BHP Senior, Catherine King, is the current president of the Honors Business Association. Catherine is majoring in BHP and MIS. This past summer, she interned for Shell Oil Company and is excited to announce she has three full-time offers from prominent oil and gas firms in the field of Management Information Systems.
Why did you choose UT and specifically the BHP program?
I was applying to colleges all over the nation hoping to leave Texas to try something new. I found out about BHP, applied, and was accepted. After touring the BHP program office and sitting in a couple of classes, I felt that it was more of a community than any of the other campuses I had visited. I could just tell that students were in a very collaborative and positive environment rather than an environment where students pit themselves against each other.
I am from Austin and I thought it would be too much of the same. I was happy to see that the campus is a completely different environment than Austin itself. All of my childhood friends went to different universities so it was not like a repeat of high school. It was a completely new experience, and I found a great community in BHP, which is also why I joined HBA.
What advice would you give to any students interested in MIS?
I think people fear MIS because they think it is all programming, but it is not. We connect the end user and the programmer to ensure that functionality and end user goals are met. It is all about communication and knowing how the technical people do what they do. If you can communicate well and are interested in technology, MIS is for you.

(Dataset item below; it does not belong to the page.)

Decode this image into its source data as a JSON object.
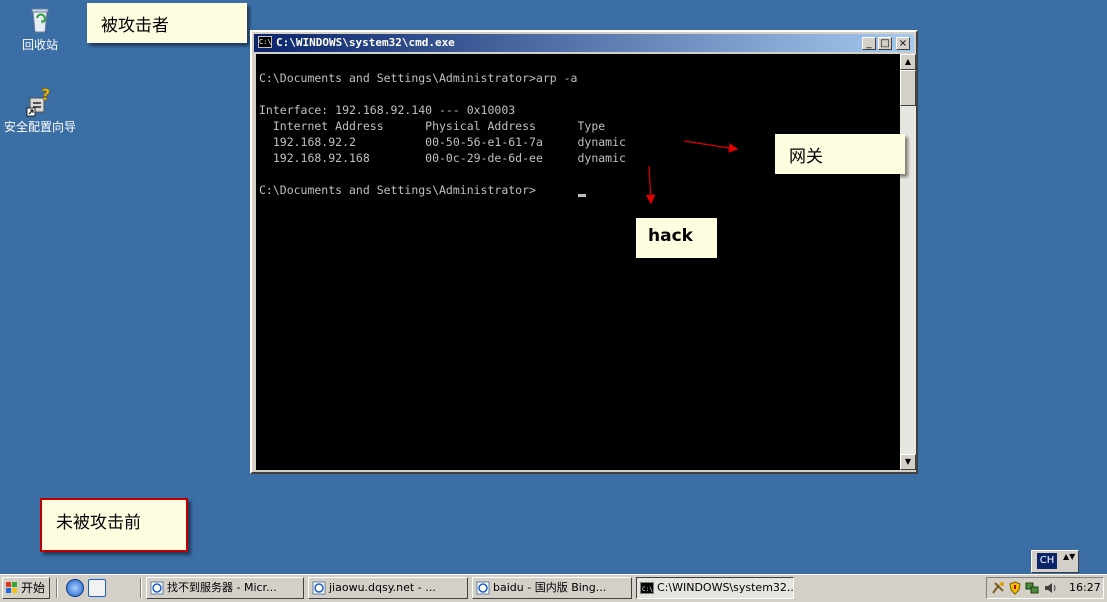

What enticed you to become a member of the Honors Business Association?
I joined Delta Gamma sorority right before freshman year began. I realized that organizations make the campus smaller and with Delta Gamma I had the social side, but I wanted an academic organization as well.

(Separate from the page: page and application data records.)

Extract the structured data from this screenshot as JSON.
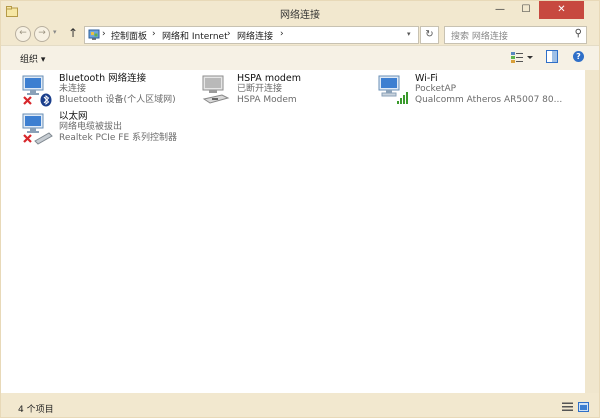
{
  "window": {
    "title": "网络连接",
    "min_glyph": "—",
    "max_glyph": "☐",
    "close_glyph": "✕"
  },
  "nav": {
    "back_glyph": "←",
    "forward_glyph": "→",
    "recent_glyph": "▾",
    "up_glyph": "↑"
  },
  "address": {
    "crumbs": [
      {
        "sep": "›",
        "label": "控制面板"
      },
      {
        "sep": "›",
        "label": "网络和 Internet"
      },
      {
        "sep": "›",
        "label": "网络连接"
      }
    ],
    "trailing_sep": "›",
    "dropdown_glyph": "▾",
    "refresh_glyph": "↻"
  },
  "search": {
    "placeholder": "搜索 网络连接",
    "icon_glyph": "⚲"
  },
  "toolbar": {
    "organize_label": "组织 ▾",
    "help_glyph": "?"
  },
  "connections": [
    {
      "name": "Bluetooth 网络连接",
      "status": "未连接",
      "device": "Bluetooth 设备(个人区域网)",
      "icon": "bluetooth-adapter-icon",
      "badge": "disconnected"
    },
    {
      "name": "HSPA modem",
      "status": "已断开连接",
      "device": "HSPA Modem",
      "icon": "modem-icon",
      "badge": "none"
    },
    {
      "name": "Wi-Fi",
      "status": "PocketAP",
      "device": "Qualcomm Atheros AR5007 80...",
      "icon": "wifi-adapter-icon",
      "badge": "signal"
    },
    {
      "name": "以太网",
      "status": "网络电缆被拔出",
      "device": "Realtek PCIe FE 系列控制器",
      "icon": "ethernet-adapter-icon",
      "badge": "disconnected"
    }
  ],
  "status_bar": {
    "item_count": "4 个项目"
  },
  "colors": {
    "window_frame": "#f0e6cd",
    "close_red": "#c7493f",
    "error_red": "#d7262b",
    "signal_green": "#3a9a2c",
    "help_blue": "#2f6fc8"
  }
}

Honors Business Association was able to fulfill my need to be part of an extended academic community. I attended the first meeting for the free food and heard the president and executive members give an overview of HBA. They all were so funny and light-hearted. I didn’t expect that from an organization in the UT business school. It had the perfect balance of professionalism and fun.
I quickly realized that HBA makes you a very well rounded student. We are not just academic, but we are also philanthropic. We have academic events with professors. You can visit their homes, dine at restaurants, or play golf with them to get to know them on a more personal level. We also have networking events, socials, and formals to enhance your academic pursuits. HBA gives you an overall experience in Austin and BHP.

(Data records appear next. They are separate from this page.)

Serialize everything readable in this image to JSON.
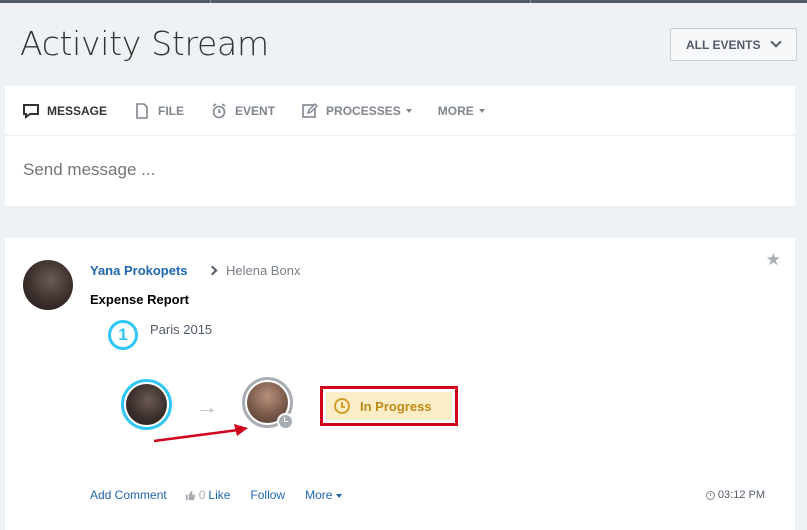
{
  "page": {
    "title": "Activity Stream",
    "filter_label": "ALL EVENTS"
  },
  "composer": {
    "tabs": [
      {
        "label": "MESSAGE",
        "icon": "message-icon",
        "active": true
      },
      {
        "label": "FILE",
        "icon": "file-icon"
      },
      {
        "label": "EVENT",
        "icon": "alarm-clock-icon"
      },
      {
        "label": "PROCESSES",
        "icon": "edit-icon",
        "has_dropdown": true
      },
      {
        "label": "MORE",
        "has_dropdown": true
      }
    ],
    "placeholder": "Send message ..."
  },
  "post": {
    "author": "Yana Prokopets",
    "recipient": "Helena Bonx",
    "title": "Expense Report",
    "step_number": "1",
    "step_label": "Paris 2015",
    "status": "In Progress",
    "status_color": "#c08a17",
    "actions": {
      "comment": "Add Comment",
      "like_count": "0",
      "like": "Like",
      "follow": "Follow",
      "more": "More"
    },
    "time": "03:12 PM"
  },
  "colors": {
    "accent": "#2fc6f6",
    "link": "#2067b0",
    "annotation": "#d0021b"
  }
}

As President, what do you plan to do differently with HBA?
What we have been doing the last couple of years works well, but my executive members have had some new initiatives that we are committed to starting. We created a buddy program that pairs a new freshman with a sophomore buddy. We started recycling at meetings. And that is only the beginning. Small, yet strategic, enhancements to our current activities and initiatives will make a big difference and will make our organization more effective.
What keeps a member actively involved in HBA?
People who get involved in the beginning find those 30 members you become really good friends with. They go to all the meetings and events. If you want that close set of friends, you can find them in HBA and continue with them throughout your career at UT. If you are looking for that sense of community and haven’t found it outside of the business school, HBA is always a home to the BHP students and I think everyone that is active or inactive feels that,they are always welcome.